“Voters do not feel that the Trump tax bill lowered their taxes, in fact many believe their taxes have gone up – while the benefits went to the wealthy and the corporations,” McCrary wrote.

Several 2020 candidates have proposed raising taxes on the wealthy to tackle income inequality and fund several ambitious policy plans.

Presidential candidate Sen. Elizabeth WarrenElizabeth Ann WarrenUnited Auto Workers strike against GM poised to head into eighth day Omar: Biden not the candidate to 'tackle a lot of the systematic challenges that we have' Seven takeaways from a busy Democratic presidential campaign weekend in Iowa MORE (D-Mass.) outlined a special annual tax on those with a net worth higher than $50 million. Her plan would apply a 2 percent tax each year on net worth between $50 million and $1 billion, and a 3 percent tax above $1 billion.

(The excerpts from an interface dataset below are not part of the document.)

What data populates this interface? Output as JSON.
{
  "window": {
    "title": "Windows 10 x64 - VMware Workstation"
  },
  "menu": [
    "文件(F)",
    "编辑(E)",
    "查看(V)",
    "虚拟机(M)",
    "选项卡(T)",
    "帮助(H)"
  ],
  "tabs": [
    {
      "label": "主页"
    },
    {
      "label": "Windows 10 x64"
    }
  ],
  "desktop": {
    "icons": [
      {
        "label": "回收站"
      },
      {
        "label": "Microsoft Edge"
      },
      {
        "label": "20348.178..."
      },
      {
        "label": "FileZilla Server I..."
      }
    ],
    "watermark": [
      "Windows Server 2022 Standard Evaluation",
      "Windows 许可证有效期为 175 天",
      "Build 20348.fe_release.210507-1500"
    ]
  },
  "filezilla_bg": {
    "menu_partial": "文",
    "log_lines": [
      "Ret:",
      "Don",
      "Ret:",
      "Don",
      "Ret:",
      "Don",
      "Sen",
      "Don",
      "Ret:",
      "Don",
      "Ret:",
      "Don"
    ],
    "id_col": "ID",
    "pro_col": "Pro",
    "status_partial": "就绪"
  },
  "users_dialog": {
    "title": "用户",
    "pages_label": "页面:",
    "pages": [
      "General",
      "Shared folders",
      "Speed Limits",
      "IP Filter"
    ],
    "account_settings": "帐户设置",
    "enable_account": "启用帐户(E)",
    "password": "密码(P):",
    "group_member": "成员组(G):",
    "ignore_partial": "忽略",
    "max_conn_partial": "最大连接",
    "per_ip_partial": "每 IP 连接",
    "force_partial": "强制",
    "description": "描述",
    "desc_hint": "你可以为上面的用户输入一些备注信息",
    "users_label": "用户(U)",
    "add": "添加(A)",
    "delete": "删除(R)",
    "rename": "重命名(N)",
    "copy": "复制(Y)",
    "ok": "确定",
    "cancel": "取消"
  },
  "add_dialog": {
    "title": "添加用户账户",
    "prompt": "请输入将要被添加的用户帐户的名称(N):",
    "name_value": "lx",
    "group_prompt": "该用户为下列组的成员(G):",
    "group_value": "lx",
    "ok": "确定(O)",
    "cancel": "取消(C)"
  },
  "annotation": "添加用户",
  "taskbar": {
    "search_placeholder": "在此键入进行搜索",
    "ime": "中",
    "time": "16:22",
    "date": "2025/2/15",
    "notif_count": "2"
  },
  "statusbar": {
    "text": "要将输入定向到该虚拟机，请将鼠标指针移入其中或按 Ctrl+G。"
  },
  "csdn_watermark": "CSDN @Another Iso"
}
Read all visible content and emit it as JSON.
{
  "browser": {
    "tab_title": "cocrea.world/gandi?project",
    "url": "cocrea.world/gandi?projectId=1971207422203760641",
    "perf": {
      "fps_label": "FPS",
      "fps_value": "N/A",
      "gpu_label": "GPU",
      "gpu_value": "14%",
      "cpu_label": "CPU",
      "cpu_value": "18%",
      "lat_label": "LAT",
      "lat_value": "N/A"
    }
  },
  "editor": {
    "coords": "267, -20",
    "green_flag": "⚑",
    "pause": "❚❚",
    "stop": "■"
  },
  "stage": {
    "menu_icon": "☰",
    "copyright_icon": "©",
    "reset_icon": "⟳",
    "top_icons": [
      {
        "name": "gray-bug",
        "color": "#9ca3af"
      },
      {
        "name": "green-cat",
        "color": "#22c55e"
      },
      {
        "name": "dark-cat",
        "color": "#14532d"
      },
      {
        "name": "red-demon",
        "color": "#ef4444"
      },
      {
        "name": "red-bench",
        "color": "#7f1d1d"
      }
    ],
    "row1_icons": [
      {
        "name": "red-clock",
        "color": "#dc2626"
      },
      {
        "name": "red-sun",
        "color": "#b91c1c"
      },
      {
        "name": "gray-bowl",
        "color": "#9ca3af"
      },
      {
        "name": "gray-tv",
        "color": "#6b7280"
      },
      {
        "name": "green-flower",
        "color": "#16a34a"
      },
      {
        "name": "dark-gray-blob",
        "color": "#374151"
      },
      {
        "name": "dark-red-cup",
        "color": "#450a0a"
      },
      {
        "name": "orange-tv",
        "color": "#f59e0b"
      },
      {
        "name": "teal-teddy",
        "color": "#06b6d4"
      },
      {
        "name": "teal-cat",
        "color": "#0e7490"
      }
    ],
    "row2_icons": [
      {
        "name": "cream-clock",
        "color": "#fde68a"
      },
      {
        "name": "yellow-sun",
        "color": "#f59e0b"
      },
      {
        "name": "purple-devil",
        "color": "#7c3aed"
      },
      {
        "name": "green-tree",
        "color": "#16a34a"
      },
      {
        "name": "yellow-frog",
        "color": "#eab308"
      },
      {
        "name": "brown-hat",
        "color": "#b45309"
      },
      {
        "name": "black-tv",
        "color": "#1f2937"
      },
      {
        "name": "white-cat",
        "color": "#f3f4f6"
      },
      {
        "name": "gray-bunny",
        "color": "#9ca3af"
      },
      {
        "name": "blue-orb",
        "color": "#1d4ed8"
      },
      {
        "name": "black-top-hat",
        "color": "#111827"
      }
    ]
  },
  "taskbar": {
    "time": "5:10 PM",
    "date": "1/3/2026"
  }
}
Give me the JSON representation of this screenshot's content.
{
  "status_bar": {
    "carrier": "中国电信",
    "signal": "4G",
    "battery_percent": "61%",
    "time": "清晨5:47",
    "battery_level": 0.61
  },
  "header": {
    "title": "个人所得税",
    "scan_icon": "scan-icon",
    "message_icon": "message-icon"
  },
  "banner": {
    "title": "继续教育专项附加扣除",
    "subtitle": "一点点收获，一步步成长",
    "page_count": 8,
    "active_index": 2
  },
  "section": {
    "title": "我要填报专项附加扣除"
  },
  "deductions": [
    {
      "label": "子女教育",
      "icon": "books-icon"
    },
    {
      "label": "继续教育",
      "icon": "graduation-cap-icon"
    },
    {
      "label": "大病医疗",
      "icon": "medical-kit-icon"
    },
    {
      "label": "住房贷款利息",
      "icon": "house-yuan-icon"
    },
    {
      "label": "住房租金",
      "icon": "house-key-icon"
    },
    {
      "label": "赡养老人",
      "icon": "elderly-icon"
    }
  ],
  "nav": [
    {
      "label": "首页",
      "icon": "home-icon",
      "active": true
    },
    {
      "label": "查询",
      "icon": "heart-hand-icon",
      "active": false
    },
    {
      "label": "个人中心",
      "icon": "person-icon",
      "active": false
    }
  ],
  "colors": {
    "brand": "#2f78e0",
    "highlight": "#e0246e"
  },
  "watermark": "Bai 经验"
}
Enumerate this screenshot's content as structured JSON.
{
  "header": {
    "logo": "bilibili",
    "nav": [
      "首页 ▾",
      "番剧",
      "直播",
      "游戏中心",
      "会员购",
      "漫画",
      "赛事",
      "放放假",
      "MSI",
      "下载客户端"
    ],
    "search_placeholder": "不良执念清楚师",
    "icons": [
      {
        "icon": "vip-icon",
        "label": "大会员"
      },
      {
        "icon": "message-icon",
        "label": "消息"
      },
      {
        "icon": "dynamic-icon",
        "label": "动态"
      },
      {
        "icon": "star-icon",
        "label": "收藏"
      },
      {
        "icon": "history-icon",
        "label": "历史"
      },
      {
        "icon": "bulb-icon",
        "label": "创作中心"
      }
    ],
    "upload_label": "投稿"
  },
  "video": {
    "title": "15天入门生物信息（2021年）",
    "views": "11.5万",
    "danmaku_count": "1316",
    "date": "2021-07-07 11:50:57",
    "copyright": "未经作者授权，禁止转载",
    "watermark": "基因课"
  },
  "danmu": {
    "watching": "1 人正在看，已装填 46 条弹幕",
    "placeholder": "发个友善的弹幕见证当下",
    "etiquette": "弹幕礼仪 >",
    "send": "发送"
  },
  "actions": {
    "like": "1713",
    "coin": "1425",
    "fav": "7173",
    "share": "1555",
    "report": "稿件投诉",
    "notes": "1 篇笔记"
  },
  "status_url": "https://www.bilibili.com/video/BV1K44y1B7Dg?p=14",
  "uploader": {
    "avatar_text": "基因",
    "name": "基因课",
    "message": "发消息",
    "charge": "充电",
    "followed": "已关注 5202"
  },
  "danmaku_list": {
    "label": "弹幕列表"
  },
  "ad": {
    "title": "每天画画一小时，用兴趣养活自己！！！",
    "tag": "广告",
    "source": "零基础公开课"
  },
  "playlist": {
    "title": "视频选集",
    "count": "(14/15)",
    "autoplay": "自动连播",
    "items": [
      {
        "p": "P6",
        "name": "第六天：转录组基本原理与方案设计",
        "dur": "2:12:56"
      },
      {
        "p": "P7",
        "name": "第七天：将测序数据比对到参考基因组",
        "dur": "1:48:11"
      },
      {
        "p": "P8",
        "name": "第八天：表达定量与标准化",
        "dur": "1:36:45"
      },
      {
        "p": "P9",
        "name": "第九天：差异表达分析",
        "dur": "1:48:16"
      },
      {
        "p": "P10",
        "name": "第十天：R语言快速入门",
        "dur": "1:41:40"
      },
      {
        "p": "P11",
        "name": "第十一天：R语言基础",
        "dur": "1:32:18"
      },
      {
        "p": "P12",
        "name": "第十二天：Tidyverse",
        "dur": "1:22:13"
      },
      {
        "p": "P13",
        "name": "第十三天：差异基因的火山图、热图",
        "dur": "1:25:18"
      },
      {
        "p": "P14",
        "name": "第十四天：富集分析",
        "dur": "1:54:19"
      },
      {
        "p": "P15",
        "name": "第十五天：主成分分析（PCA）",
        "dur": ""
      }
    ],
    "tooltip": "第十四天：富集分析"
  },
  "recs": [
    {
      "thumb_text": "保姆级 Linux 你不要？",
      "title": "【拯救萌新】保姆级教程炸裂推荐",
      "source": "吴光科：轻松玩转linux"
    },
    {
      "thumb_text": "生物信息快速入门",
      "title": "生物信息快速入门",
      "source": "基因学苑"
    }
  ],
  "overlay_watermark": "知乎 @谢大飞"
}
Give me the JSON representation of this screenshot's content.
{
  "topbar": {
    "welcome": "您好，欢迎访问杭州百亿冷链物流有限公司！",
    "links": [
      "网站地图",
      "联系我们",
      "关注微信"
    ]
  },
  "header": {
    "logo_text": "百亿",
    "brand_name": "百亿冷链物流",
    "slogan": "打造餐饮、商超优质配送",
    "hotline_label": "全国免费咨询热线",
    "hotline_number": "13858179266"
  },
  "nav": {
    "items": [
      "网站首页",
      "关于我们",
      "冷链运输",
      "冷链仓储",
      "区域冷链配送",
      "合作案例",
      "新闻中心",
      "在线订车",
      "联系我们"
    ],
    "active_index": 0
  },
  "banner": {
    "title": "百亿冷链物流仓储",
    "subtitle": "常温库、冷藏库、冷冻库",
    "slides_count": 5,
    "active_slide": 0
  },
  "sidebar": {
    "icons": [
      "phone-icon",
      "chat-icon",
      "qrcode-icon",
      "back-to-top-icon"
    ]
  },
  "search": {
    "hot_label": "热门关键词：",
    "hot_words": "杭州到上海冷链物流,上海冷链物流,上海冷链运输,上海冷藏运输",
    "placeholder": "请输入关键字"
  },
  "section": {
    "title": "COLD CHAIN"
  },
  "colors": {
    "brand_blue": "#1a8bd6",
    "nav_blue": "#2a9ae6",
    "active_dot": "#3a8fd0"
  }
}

Sen. Kamala HarrisKamala Devi HarrisSeven takeaways from a busy Democratic presidential campaign weekend in Iowa Fracking ban could have unintended consequence of boosting coal Poll: Voters back Medicare expansion, keeping private insurance MORE (D-Calif.) proposed a tax credit of $6,000 for every family making less than $100,000 a year. It would be funded by reversing Trump tax cuts for earners making more than $100,000 and imposing a tax on financial institutions with more than $50 billion in assets.

And Sen. Cory BookerCory Anthony BookerSeven takeaways from a busy Democratic presidential campaign weekend in Iowa Iowa GOP swipes at 2020 Democrats' meat positions as candidates attend annual Steak Fry Booker aide sounds alarm about campaign's funding MORE (D-N.J.), who is also running for president, has introduced a bill to create a federally funded savings account for every child, funded by boosting the estate tax and capital gains tax.

Democratic candidates have also tried to woo voters attracted to Trump’s populist rhetoric with policies meant to rein in corporate behemoths and unpopular industries.

Warren has proposed a plan to break up the largest tech companies, arguing that they distort markets and exploit working and middle-class Americans.

Several candidates have also embraced an expansion of government health insurance under the umbrella “Medicare for All” to insulate voters from the rising costs of healthcare.

“Healthcare costs are going up for families and Donald Trump is part of the problem,” wrote McCrary. “That message beat dozens of Republicans incumbents in 2018 – can beat Donald Trump in 2020.”

But whether those appeals can overcome a strong economy remains to be seen.

“If Democrats are forced to nitpick prosperity, they are casting their lot with a smaller portion of the public,” countered Roy.